Walking Out Ceremony

From birth a child is carried and does not touch the ground outside until ready to begin walking. The “Walking Out Ceremony” is usually held at sunrise when flowers first bloom. It is the first time a child sets foot on Mother Earth and is formally introduced to the land and animals that sustain us. Community Elders, family, and invited guests come together to witness this momentous and joyous event. The clothing and accessories worn for this ceremony are usually made specifically for this occasion, and often include parts made or worn by family members previously.

Tips for an Effective Community Loans Program

If you are interested in starting a community loans program, these are some points to keep in mind:

  • Centre the needs of the lender at all times. If they need the belonging back it is important to be able to meet their requests in a timely fashion. We accommodate temporary removal requests and return requests promptly as a matter of urgency. The time frames are listed in the documentation prepared for lenders: within 24 hours verbal or written request for temporary removals; and within 7 working days for permanent returns. These are ambitious, but we have found in practice they are workable in most cases.
  • Create a Community Loans fact sheet to record all of the important points about the loan that you can give to the lender with the loan agreement. Make sure this document is written without specialist museum language or acronyms.
  • Consider offering free admission for the lender and their guests, this will encourage lenders to bring their visitors to the museum.
  • If the lender permits their belongings to be displayed, be sure to let them know when it is going on and off display.
  • Be sure the lender knows they can visit their belonging at any time, whether it is on display or not. We request as much advance notice as possible, but we make every effort to accommodate every request regardless of the timeframe.
  • Ensure the lender specifies any requirements or restrictions for their belongings. For a collection of ceremonial belongings related to hunting, the lender stated the collection should not be counted. We found ways to record the extent of the collection using photographs to respect these wishes.
  • If possible, return loans in conservation grade storage materials to assist with long term storage preservation.
  • If possible, provide the lender with high resolution images of their belongings on a USB or CD.

At present, our online collections database features our permanent object, archival and library collections [] but we will likely expand this to include the community collections on loan, if lenders approve.

For Aanischaaukamikw Cree Cultural Institute, our emerging collections based programs merge the needs of our communities with what we choose to take from existing museological standards and align with the world view and values of our nation. The words of Métis artist and scholar David Garneau parallel our desires for our cultural centre, part of which are expressed by our community loans program:

“Every culture circulates around a set of objects and spaces that are beyond property and trade. They are the national treasures, sacred sites and texts, symbols that are a community’s gravitational centre.

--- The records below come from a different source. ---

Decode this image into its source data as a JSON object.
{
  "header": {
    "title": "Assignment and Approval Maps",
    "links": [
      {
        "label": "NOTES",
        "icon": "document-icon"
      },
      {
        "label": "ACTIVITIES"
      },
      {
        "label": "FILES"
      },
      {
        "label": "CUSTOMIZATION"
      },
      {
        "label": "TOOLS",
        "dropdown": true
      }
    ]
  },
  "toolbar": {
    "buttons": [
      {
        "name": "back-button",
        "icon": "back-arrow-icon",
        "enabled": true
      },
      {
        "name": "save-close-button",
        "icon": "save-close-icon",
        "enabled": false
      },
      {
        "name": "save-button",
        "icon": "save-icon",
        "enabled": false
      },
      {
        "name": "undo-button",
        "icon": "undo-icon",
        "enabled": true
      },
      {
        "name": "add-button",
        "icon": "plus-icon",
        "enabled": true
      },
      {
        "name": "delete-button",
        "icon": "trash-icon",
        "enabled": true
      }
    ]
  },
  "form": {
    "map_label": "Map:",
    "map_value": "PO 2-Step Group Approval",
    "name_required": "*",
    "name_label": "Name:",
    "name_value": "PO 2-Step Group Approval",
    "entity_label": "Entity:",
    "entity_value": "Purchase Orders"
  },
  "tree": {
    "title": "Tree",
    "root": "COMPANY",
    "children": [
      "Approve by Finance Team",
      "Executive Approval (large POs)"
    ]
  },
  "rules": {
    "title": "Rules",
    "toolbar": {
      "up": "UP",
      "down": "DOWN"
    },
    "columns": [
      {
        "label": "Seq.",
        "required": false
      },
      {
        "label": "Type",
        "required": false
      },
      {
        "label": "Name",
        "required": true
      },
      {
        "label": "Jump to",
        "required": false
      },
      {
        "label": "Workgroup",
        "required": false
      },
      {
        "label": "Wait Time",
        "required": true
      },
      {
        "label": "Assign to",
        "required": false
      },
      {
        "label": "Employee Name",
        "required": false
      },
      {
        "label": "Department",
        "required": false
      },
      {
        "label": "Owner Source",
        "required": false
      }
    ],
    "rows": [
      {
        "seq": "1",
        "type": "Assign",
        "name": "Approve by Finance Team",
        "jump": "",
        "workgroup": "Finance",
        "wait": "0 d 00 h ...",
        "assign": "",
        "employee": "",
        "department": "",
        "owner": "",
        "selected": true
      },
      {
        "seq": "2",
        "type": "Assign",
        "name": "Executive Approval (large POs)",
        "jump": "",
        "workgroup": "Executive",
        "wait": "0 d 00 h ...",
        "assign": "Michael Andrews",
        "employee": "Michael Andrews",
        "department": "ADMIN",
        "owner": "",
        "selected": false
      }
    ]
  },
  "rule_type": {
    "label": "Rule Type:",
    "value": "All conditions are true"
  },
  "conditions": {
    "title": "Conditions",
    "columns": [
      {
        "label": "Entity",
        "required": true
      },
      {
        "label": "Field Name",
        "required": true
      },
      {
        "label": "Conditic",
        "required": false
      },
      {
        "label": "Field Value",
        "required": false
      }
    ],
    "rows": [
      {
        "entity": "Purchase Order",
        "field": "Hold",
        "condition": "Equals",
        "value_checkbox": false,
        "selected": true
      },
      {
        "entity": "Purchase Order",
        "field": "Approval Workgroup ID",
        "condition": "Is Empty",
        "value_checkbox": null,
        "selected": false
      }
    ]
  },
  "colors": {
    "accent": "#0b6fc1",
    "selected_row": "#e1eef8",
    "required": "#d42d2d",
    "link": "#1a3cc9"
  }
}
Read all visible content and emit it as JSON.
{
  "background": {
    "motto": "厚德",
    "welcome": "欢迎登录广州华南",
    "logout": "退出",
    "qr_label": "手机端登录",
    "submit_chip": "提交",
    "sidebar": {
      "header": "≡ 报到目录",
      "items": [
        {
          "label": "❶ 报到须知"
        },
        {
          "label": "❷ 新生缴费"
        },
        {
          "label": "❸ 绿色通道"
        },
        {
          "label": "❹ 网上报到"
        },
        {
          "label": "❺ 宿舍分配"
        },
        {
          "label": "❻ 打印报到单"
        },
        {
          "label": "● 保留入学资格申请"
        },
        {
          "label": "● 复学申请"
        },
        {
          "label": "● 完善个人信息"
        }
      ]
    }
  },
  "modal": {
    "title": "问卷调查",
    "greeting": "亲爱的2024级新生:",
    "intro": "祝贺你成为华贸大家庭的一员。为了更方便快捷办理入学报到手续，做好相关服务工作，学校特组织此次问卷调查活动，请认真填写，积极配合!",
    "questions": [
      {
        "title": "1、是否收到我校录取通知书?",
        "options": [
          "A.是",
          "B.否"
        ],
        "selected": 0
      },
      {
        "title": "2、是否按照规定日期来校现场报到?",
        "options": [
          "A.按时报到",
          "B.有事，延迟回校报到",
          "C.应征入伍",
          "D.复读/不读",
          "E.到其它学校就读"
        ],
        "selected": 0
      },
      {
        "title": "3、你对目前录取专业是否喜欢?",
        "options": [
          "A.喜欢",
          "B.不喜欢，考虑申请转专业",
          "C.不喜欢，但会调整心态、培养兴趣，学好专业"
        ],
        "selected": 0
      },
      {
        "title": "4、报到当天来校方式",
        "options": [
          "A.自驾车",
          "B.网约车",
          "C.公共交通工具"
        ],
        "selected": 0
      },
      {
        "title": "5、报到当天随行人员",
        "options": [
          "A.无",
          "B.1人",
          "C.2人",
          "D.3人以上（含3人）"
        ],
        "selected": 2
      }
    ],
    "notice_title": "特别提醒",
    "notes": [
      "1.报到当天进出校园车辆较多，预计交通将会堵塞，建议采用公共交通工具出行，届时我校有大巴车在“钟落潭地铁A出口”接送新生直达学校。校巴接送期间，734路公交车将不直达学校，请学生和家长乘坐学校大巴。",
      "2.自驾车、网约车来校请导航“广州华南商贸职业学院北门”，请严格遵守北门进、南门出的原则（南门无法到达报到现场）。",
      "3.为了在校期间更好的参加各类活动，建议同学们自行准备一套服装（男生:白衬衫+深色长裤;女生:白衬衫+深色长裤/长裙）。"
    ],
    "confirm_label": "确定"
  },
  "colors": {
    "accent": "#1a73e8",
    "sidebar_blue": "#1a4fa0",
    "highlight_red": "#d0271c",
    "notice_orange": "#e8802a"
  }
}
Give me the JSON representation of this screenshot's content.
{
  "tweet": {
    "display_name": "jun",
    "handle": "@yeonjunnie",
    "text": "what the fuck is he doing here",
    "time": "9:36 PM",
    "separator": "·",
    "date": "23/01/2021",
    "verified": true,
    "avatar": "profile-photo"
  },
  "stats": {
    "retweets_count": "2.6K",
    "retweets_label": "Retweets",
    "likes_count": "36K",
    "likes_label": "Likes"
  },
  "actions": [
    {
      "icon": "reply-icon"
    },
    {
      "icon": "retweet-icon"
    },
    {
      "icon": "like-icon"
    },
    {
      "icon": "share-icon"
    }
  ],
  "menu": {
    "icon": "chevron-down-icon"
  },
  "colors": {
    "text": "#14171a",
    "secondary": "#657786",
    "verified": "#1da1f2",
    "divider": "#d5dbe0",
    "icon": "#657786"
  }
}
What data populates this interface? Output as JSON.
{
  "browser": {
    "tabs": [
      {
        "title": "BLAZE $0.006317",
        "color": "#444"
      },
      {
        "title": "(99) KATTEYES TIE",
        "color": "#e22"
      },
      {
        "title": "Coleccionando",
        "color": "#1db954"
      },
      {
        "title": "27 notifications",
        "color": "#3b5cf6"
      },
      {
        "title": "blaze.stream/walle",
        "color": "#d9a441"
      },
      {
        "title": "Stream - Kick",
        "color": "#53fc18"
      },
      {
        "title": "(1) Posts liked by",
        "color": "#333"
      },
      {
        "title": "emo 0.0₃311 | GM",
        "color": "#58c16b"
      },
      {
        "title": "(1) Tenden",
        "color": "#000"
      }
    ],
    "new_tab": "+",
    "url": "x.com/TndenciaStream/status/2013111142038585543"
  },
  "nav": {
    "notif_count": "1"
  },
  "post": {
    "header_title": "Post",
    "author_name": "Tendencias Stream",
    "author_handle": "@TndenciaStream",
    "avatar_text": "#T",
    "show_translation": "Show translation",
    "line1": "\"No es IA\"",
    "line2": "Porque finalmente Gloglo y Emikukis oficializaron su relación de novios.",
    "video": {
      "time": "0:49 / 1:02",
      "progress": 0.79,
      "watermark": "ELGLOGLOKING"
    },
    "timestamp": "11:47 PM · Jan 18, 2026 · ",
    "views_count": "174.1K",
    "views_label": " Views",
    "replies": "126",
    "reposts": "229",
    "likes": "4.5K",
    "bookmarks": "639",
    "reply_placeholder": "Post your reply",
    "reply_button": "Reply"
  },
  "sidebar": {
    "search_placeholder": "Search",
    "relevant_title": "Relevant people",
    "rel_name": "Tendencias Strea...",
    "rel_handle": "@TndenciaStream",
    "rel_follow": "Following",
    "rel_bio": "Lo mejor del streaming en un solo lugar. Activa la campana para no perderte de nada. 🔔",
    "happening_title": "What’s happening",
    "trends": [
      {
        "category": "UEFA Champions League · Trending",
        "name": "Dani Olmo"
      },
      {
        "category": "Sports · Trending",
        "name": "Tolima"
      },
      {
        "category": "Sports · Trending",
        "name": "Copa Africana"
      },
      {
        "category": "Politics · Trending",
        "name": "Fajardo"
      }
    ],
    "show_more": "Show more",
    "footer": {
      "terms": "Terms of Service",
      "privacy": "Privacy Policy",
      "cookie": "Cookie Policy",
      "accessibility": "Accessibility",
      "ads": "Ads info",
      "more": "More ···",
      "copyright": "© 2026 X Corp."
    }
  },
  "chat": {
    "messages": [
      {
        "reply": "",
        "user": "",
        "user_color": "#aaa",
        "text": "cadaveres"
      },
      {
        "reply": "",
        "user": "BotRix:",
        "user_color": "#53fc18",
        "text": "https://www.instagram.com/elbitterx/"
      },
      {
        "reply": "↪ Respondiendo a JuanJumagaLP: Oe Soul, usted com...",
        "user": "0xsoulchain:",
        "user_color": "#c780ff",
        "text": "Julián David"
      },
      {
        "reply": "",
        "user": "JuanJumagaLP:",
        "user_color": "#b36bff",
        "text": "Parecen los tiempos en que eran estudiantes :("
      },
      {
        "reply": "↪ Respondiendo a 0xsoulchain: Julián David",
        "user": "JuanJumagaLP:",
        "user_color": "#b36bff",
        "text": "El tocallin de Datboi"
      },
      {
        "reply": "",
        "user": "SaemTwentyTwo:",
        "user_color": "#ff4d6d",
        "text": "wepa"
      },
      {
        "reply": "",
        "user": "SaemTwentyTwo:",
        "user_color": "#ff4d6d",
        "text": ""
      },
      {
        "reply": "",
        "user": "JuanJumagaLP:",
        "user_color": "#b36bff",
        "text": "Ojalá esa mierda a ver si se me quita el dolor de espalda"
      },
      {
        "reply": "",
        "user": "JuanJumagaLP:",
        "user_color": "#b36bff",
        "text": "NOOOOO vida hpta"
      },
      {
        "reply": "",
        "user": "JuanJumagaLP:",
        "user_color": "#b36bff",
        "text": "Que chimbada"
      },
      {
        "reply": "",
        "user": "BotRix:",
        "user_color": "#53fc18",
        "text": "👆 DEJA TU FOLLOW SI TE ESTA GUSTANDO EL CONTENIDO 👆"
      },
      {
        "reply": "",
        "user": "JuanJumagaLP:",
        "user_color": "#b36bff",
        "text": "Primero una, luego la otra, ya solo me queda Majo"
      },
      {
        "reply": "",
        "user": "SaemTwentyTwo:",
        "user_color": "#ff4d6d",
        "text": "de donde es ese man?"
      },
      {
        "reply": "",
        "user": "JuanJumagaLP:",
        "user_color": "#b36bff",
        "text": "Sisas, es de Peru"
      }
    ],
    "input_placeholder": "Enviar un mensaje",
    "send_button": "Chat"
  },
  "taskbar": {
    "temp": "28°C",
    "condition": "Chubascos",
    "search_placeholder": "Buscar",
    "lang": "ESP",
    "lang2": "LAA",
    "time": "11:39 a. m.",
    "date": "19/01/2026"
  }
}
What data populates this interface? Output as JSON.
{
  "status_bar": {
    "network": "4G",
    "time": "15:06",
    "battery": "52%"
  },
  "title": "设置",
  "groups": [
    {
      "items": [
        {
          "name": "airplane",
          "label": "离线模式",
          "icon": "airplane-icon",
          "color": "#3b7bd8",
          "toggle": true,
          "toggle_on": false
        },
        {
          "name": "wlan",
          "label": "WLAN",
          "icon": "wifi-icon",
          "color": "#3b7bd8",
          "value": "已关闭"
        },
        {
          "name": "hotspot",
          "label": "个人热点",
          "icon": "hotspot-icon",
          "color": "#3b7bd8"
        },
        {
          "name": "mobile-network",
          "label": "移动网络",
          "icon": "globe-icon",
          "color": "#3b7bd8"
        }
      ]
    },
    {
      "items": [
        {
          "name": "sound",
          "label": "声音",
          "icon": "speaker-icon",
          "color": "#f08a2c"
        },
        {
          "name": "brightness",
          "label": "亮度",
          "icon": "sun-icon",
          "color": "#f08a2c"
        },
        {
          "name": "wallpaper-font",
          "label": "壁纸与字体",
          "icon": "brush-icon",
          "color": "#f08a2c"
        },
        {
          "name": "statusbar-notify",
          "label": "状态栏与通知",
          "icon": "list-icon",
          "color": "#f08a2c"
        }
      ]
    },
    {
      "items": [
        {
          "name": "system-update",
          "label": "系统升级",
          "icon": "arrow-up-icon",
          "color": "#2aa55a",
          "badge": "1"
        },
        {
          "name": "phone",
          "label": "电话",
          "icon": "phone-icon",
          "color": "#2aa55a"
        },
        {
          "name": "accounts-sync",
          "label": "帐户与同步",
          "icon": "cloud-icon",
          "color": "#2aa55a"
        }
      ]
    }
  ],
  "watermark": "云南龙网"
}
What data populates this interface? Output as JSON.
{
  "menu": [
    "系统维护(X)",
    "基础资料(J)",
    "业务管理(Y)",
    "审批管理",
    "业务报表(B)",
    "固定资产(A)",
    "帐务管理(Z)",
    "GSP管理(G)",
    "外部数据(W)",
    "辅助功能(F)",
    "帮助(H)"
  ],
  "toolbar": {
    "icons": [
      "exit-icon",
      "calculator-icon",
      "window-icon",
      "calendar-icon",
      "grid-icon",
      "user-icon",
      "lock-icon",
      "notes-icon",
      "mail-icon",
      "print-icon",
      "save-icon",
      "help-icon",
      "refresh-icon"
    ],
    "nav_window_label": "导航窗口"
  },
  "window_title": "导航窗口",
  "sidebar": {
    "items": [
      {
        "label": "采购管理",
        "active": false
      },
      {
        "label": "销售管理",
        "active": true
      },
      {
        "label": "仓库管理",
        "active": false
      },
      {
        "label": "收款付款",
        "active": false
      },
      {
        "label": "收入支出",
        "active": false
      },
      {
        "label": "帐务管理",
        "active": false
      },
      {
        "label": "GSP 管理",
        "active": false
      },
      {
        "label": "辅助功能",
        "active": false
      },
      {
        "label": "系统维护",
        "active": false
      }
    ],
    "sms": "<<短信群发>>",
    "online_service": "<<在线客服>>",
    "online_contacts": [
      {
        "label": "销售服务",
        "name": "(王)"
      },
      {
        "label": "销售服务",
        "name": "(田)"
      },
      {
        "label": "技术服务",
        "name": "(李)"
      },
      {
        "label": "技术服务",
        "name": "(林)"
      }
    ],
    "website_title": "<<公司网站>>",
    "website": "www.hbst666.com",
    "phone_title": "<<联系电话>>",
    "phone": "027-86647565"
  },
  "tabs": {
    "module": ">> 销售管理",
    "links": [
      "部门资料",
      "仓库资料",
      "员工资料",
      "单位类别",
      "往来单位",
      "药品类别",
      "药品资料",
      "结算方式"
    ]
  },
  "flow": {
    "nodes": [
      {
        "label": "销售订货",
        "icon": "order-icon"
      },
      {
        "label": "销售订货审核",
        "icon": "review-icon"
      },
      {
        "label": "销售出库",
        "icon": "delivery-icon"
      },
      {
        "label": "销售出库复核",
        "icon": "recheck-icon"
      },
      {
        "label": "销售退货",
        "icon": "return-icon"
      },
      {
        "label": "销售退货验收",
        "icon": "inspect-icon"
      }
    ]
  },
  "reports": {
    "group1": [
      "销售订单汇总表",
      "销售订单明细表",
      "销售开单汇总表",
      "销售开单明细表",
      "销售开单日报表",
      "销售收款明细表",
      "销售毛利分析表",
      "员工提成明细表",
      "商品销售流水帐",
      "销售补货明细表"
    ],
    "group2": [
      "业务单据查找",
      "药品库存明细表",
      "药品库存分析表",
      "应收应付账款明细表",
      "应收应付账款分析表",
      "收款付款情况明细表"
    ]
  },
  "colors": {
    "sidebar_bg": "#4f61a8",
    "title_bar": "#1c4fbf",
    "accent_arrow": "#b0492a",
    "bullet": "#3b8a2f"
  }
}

The objects and their protection define the culture; they hold its many parts in orbit.” 1

1. David Garneau, “Imaginary Spaces of Conciliation and Reconciliation: Art, Curation, and Healing,” In Arts of Engagement: Taking Aesthetic Action In and Beyond the Truth and Reconciliation Commission of Canada, edited by Dylan Robinson and Keavy Martin (Waterloo: Wilfred Laurier University Press, 2016): 25.

About the Aanischaaukamikw Cree Cultural Institute

Aanischaaukamikw, the Cree Cultural Institute, is a museum, archive, library, teaching centre, and cultural centre, developed in collaboration with all Eeyou communities in Eeyou Istchee. It helps “complete the circle” of the James Bay Crees’ quest to exercise full control over all aspects of their lives, communities, and cultural destiny. The travelling exhibit, Footprints: A Walk through Generations, will be at the Canadian Museum of History from May-November 2019.

  This museological report has been made possible through funding from the Government of Canada. This report was also published in Muse Magazine, January/February issue, 2019.